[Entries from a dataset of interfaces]
■ ■ ■

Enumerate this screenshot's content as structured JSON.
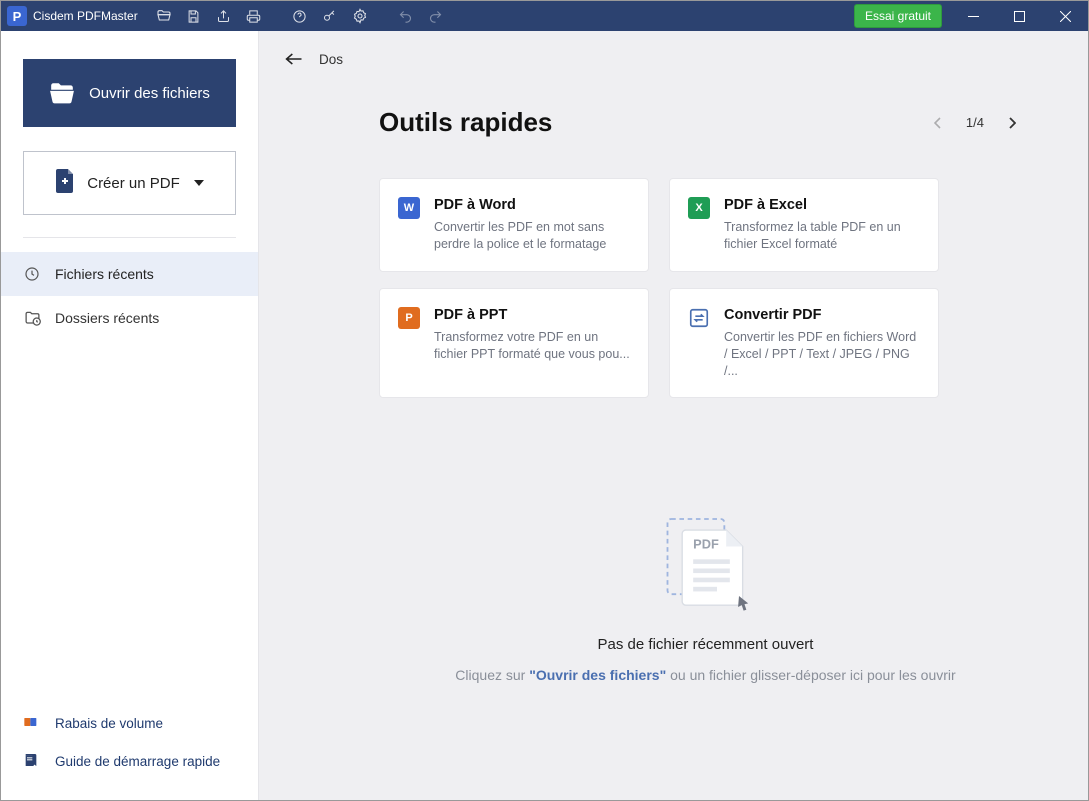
{
  "app": {
    "title": "Cisdem PDFMaster"
  },
  "titlebar": {
    "trial_label": "Essai gratuit"
  },
  "sidebar": {
    "open_label": "Ouvrir des fichiers",
    "create_label": "Créer un PDF",
    "nav": {
      "recent_files": "Fichiers récents",
      "recent_folders": "Dossiers récents"
    },
    "links": {
      "volume_discount": "Rabais de volume",
      "quick_start": "Guide de démarrage rapide"
    }
  },
  "main": {
    "back_label": "Dos",
    "section_title": "Outils rapides",
    "pager": {
      "label": "1/4"
    },
    "cards": [
      {
        "title": "PDF à Word",
        "desc": "Convertir les PDF en mot sans perdre la police et le formatage",
        "icon_bg": "#3a66d1",
        "icon_letter": "W"
      },
      {
        "title": "PDF à Excel",
        "desc": "Transformez la table PDF en un fichier Excel formaté",
        "icon_bg": "#1f9d55",
        "icon_letter": "X"
      },
      {
        "title": "PDF à PPT",
        "desc": "Transformez votre PDF en un fichier PPT formaté que vous pou...",
        "icon_bg": "#e06c1f",
        "icon_letter": "P"
      },
      {
        "title": "Convertir PDF",
        "desc": "Convertir les PDF en fichiers Word / Excel / PPT / Text / JPEG / PNG /...",
        "icon_bg": "#4a6fb0",
        "icon_letter": "⇄"
      }
    ],
    "empty": {
      "title": "Pas de fichier récemment ouvert",
      "pre": "Cliquez sur ",
      "link": "\"Ouvrir des fichiers\"",
      "post": " ou un fichier glisser-déposer ici pour les ouvrir"
    }
  }
}
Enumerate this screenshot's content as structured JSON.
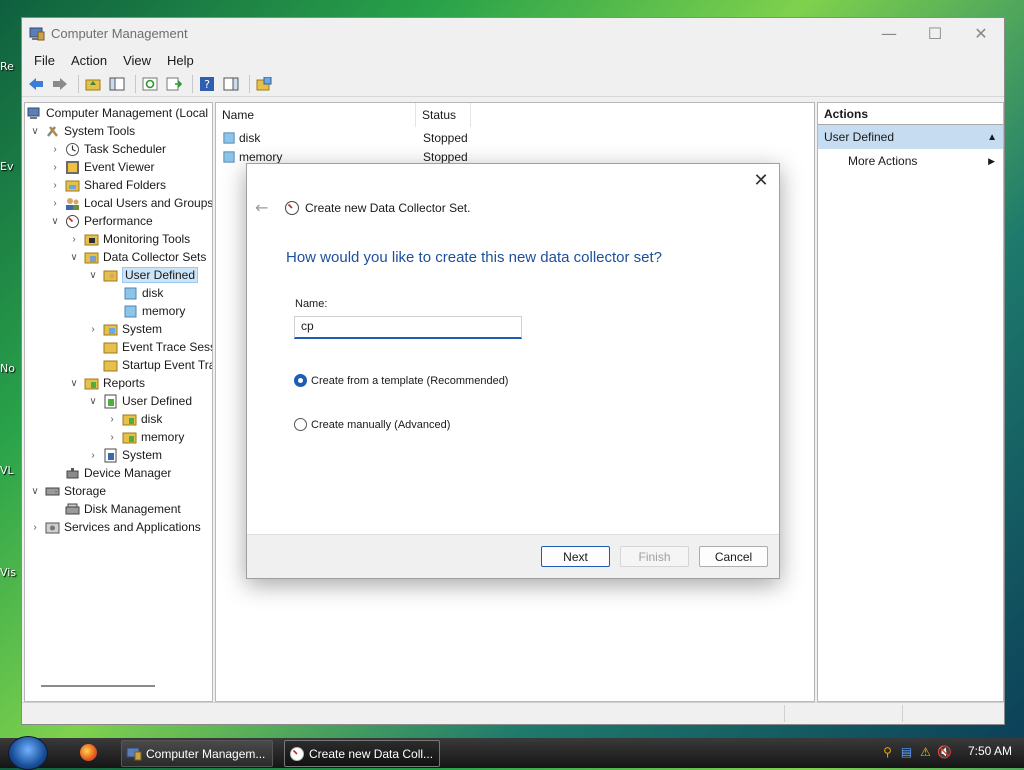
{
  "window": {
    "title": "Computer Management",
    "menu": [
      "File",
      "Action",
      "View",
      "Help"
    ]
  },
  "tree": {
    "items": [
      {
        "label": "Computer Management (Local"
      },
      {
        "label": "System Tools"
      },
      {
        "label": "Task Scheduler"
      },
      {
        "label": "Event Viewer"
      },
      {
        "label": "Shared Folders"
      },
      {
        "label": "Local Users and Groups"
      },
      {
        "label": "Performance"
      },
      {
        "label": "Monitoring Tools"
      },
      {
        "label": "Data Collector Sets"
      },
      {
        "label": "User Defined"
      },
      {
        "label": "disk"
      },
      {
        "label": "memory"
      },
      {
        "label": "System"
      },
      {
        "label": "Event Trace Sess"
      },
      {
        "label": "Startup Event Tra"
      },
      {
        "label": "Reports"
      },
      {
        "label": "User Defined"
      },
      {
        "label": "disk"
      },
      {
        "label": "memory"
      },
      {
        "label": "System"
      },
      {
        "label": "Device Manager"
      },
      {
        "label": "Storage"
      },
      {
        "label": "Disk Management"
      },
      {
        "label": "Services and Applications"
      }
    ]
  },
  "list": {
    "columns": [
      "Name",
      "Status"
    ],
    "rows": [
      {
        "name": "disk",
        "status": "Stopped"
      },
      {
        "name": "memory",
        "status": "Stopped"
      }
    ]
  },
  "actions": {
    "header": "Actions",
    "section": "User Defined",
    "items": [
      "More Actions"
    ]
  },
  "dialog": {
    "wizard_title": "Create new Data Collector Set.",
    "question": "How would you like to create this new data collector set?",
    "name_label": "Name:",
    "name_value": "cp",
    "option_template": "Create from a template (Recommended)",
    "option_manual": "Create manually (Advanced)",
    "selected_option": "template",
    "buttons": {
      "next": "Next",
      "finish": "Finish",
      "cancel": "Cancel"
    }
  },
  "taskbar": {
    "tasks": [
      "Computer Managem...",
      "Create new Data Coll..."
    ],
    "clock": "7:50 AM"
  },
  "desktop": {
    "stubs": [
      "Re",
      "Ev",
      "No",
      "VL",
      "Vis"
    ]
  },
  "colors": {
    "accent": "#1e5db4",
    "question_blue": "#1c4f9c",
    "selection": "#cce4f7",
    "actions_section": "#c5dcf1"
  }
}
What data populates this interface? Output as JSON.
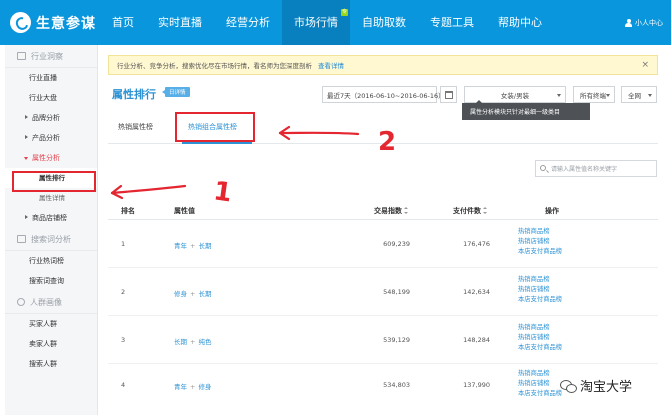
{
  "topnav": {
    "logo_text": "生意参谋",
    "items": [
      {
        "label": "首页"
      },
      {
        "label": "实时直播"
      },
      {
        "label": "经营分析"
      },
      {
        "label": "市场行情",
        "badge": "专"
      },
      {
        "label": "自助取数"
      },
      {
        "label": "专题工具"
      },
      {
        "label": "帮助中心"
      }
    ],
    "user_label": "小人中心"
  },
  "sidebar": {
    "sections": [
      {
        "title": "行业洞察",
        "icon": "monitor-icon"
      },
      {
        "title": "搜索词分析",
        "icon": "search-icon"
      },
      {
        "title": "人群画像",
        "icon": "people-icon"
      }
    ],
    "items": [
      "行业直播",
      "行业大盘",
      "品牌分析",
      "产品分析",
      "属性分析",
      "属性排行",
      "属性详情",
      "商品店铺榜",
      "行业热词榜",
      "搜索词查询",
      "买家人群",
      "卖家人群",
      "搜索人群"
    ]
  },
  "notice": {
    "text": "行业分析、竞争分析，搜索优化尽在市场行情，看名师为您深度剖析",
    "link": "查看详情",
    "close": "×"
  },
  "page": {
    "title": "属性排行",
    "tag": "日详情",
    "date_range": "最近7天（2016-06-10~2016-06-16）",
    "industry": "女装/男装",
    "terminal": "所有终端",
    "network": "全网",
    "tooltip": "属性分析模块只针对最细一级类目"
  },
  "tabs": {
    "hot": "热销属性榜",
    "combo": "热销组合属性榜"
  },
  "search": {
    "placeholder": "请输入属性值名称关键字"
  },
  "table": {
    "headers": {
      "rank": "排名",
      "attr": "属性值",
      "trade": "交易指数",
      "pay": "支付件数",
      "ops": "操作"
    },
    "rows": [
      {
        "rank": "1",
        "a1": "青年",
        "a2": "长期",
        "trade": "609,239",
        "pay": "176,476"
      },
      {
        "rank": "2",
        "a1": "修身",
        "a2": "长期",
        "trade": "548,199",
        "pay": "142,634"
      },
      {
        "rank": "3",
        "a1": "长期",
        "a2": "纯色",
        "trade": "539,129",
        "pay": "148,284"
      },
      {
        "rank": "4",
        "a1": "青年",
        "a2": "修身",
        "trade": "534,803",
        "pay": "137,990"
      }
    ],
    "ops": [
      "热销商品榜",
      "热销店铺榜",
      "本店支付商品榜"
    ]
  },
  "annotations": {
    "num1": "1",
    "num2": "2",
    "color": "#e3262f"
  },
  "watermark": {
    "text": "淘宝大学"
  }
}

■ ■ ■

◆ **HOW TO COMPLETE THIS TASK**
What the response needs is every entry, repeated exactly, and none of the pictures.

◆ **EXPECTED OUTPUT**
Enumerate this screenshot's content as structured JSON.
{
  "app": {
    "title": "Cisdem PDFMaster"
  },
  "titlebar": {
    "trial_label": "Essai gratuit"
  },
  "sidebar": {
    "open_label": "Ouvrir des fichiers",
    "create_label": "Créer un PDF",
    "nav": {
      "recent_files": "Fichiers récents",
      "recent_folders": "Dossiers récents"
    },
    "links": {
      "volume_discount": "Rabais de volume",
      "quick_start": "Guide de démarrage rapide"
    }
  },
  "main": {
    "back_label": "Dos",
    "section_title": "Outils rapides",
    "pager": {
      "label": "1/4"
    },
    "cards": [
      {
        "title": "PDF à Word",
        "desc": "Convertir les PDF en mot sans perdre la police et le formatage",
        "icon_bg": "#3a66d1",
        "icon_letter": "W"
      },
      {
        "title": "PDF à Excel",
        "desc": "Transformez la table PDF en un fichier Excel formaté",
        "icon_bg": "#1f9d55",
        "icon_letter": "X"
      },
      {
        "title": "PDF à PPT",
        "desc": "Transformez votre PDF en un fichier PPT formaté que vous pou...",
        "icon_bg": "#e06c1f",
        "icon_letter": "P"
      },
      {
        "title": "Convertir PDF",
        "desc": "Convertir les PDF en fichiers Word / Excel / PPT / Text / JPEG / PNG /...",
        "icon_bg": "#4a6fb0",
        "icon_letter": "⇄"
      }
    ],
    "empty": {
      "title": "Pas de fichier récemment ouvert",
      "pre": "Cliquez sur ",
      "link": "\"Ouvrir des fichiers\"",
      "post": " ou un fichier glisser-déposer ici pour les ouvrir"
    }
  }
}
Enumerate this screenshot's content as structured JSON.
{
  "window": {
    "title": "Computer Management",
    "menu": [
      "File",
      "Action",
      "View",
      "Help"
    ]
  },
  "tree": {
    "items": [
      {
        "label": "Computer Management (Local"
      },
      {
        "label": "System Tools"
      },
      {
        "label": "Task Scheduler"
      },
      {
        "label": "Event Viewer"
      },
      {
        "label": "Shared Folders"
      },
      {
        "label": "Local Users and Groups"
      },
      {
        "label": "Performance"
      },
      {
        "label": "Monitoring Tools"
      },
      {
        "label": "Data Collector Sets"
      },
      {
        "label": "User Defined"
      },
      {
        "label": "disk"
      },
      {
        "label": "memory"
      },
      {
        "label": "System"
      },
      {
        "label": "Event Trace Sess"
      },
      {
        "label": "Startup Event Tra"
      },
      {
        "label": "Reports"
      },
      {
        "label": "User Defined"
      },
      {
        "label": "disk"
      },
      {
        "label": "memory"
      },
      {
        "label": "System"
      },
      {
        "label": "Device Manager"
      },
      {
        "label": "Storage"
      },
      {
        "label": "Disk Management"
      },
      {
        "label": "Services and Applications"
      }
    ]
  },
  "list": {
    "columns": [
      "Name",
      "Status"
    ],
    "rows": [
      {
        "name": "disk",
        "status": "Stopped"
      },
      {
        "name": "memory",
        "status": "Stopped"
      }
    ]
  },
  "actions": {
    "header": "Actions",
    "section": "User Defined",
    "items": [
      "More Actions"
    ]
  },
  "dialog": {
    "wizard_title": "Create new Data Collector Set.",
    "question": "How would you like to create this new data collector set?",
    "name_label": "Name:",
    "name_value": "cp",
    "option_template": "Create from a template (Recommended)",
    "option_manual": "Create manually (Advanced)",
    "selected_option": "template",
    "buttons": {
      "next": "Next",
      "finish": "Finish",
      "cancel": "Cancel"
    }
  },
  "taskbar": {
    "tasks": [
      "Computer Managem...",
      "Create new Data Coll..."
    ],
    "clock": "7:50 AM"
  },
  "desktop": {
    "stubs": [
      "Re",
      "Ev",
      "No",
      "VL",
      "Vis"
    ]
  },
  "colors": {
    "accent": "#1e5db4",
    "question_blue": "#1c4f9c",
    "selection": "#cce4f7",
    "actions_section": "#c5dcf1"
  }
}
What data populates this interface? Output as JSON.
{
  "topnav": {
    "logo_text": "生意参谋",
    "items": [
      {
        "label": "首页"
      },
      {
        "label": "实时直播"
      },
      {
        "label": "经营分析"
      },
      {
        "label": "市场行情",
        "badge": "专"
      },
      {
        "label": "自助取数"
      },
      {
        "label": "专题工具"
      },
      {
        "label": "帮助中心"
      }
    ],
    "user_label": "小人中心"
  },
  "sidebar": {
    "sections": [
      {
        "title": "行业洞察",
        "icon": "monitor-icon"
      },
      {
        "title": "搜索词分析",
        "icon": "search-icon"
      },
      {
        "title": "人群画像",
        "icon": "people-icon"
      }
    ],
    "items": [
      "行业直播",
      "行业大盘",
      "品牌分析",
      "产品分析",
      "属性分析",
      "属性排行",
      "属性详情",
      "商品店铺榜",
      "行业热词榜",
      "搜索词查询",
      "买家人群",
      "卖家人群",
      "搜索人群"
    ]
  },
  "notice": {
    "text": "行业分析、竞争分析，搜索优化尽在市场行情，看名师为您深度剖析",
    "link": "查看详情",
    "close": "×"
  },
  "page": {
    "title": "属性排行",
    "tag": "日详情",
    "date_range": "最近7天（2016-06-10~2016-06-16）",
    "industry": "女装/男装",
    "terminal": "所有终端",
    "network": "全网",
    "tooltip": "属性分析模块只针对最细一级类目"
  },
  "tabs": {
    "hot": "热销属性榜",
    "combo": "热销组合属性榜"
  },
  "search": {
    "placeholder": "请输入属性值名称关键字"
  },
  "table": {
    "headers": {
      "rank": "排名",
      "attr": "属性值",
      "trade": "交易指数",
      "pay": "支付件数",
      "ops": "操作"
    },
    "rows": [
      {
        "rank": "1",
        "a1": "青年",
        "a2": "长期",
        "trade": "609,239",
        "pay": "176,476"
      },
      {
        "rank": "2",
        "a1": "修身",
        "a2": "长期",
        "trade": "548,199",
        "pay": "142,634"
      },
      {
        "rank": "3",
        "a1": "长期",
        "a2": "纯色",
        "trade": "539,129",
        "pay": "148,284"
      },
      {
        "rank": "4",
        "a1": "青年",
        "a2": "修身",
        "trade": "534,803",
        "pay": "137,990"
      }
    ],
    "ops": [
      "热销商品榜",
      "热销店铺榜",
      "本店支付商品榜"
    ]
  },
  "annotations": {
    "num1": "1",
    "num2": "2",
    "color": "#e3262f"
  },
  "watermark": {
    "text": "淘宝大学"
  }
}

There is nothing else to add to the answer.